Pick out the lines below that include the string "intro".

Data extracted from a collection
== Segment start ==
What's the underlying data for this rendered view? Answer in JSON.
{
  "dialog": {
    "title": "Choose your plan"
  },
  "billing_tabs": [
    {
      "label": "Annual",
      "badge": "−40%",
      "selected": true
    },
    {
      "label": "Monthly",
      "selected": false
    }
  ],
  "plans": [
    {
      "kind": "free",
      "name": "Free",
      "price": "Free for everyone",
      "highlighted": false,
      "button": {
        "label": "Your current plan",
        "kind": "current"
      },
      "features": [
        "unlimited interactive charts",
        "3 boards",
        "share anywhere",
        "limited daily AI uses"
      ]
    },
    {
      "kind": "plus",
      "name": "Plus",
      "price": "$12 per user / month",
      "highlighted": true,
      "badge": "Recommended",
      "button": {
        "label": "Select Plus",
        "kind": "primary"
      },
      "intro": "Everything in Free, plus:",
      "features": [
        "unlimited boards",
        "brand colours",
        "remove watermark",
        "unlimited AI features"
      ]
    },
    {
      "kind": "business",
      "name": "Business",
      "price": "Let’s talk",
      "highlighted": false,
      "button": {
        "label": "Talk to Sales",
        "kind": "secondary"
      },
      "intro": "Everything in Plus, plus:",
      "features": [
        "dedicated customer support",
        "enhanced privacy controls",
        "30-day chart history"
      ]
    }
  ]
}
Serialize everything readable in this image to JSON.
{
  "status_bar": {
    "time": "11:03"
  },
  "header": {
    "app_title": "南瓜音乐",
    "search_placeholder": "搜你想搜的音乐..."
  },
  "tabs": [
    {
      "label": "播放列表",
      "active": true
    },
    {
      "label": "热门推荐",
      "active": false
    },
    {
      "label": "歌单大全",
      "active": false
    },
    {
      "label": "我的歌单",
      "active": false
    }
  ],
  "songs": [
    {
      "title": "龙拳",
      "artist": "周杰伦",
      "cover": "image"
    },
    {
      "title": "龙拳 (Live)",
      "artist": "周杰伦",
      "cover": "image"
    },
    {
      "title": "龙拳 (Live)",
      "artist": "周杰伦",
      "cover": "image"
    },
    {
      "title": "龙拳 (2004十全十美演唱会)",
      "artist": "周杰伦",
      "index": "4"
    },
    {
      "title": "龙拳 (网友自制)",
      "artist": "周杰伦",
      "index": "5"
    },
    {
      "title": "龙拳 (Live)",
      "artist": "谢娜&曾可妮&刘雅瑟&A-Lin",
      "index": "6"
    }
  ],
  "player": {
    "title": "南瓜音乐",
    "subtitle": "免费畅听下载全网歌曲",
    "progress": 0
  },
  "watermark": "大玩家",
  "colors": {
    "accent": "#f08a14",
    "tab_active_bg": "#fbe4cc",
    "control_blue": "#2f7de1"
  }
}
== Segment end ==
*RESPONSE TO THIS TASK*:
      "intro": "Everything in Free, plus:",
      "intro": "Everything in Plus, plus:",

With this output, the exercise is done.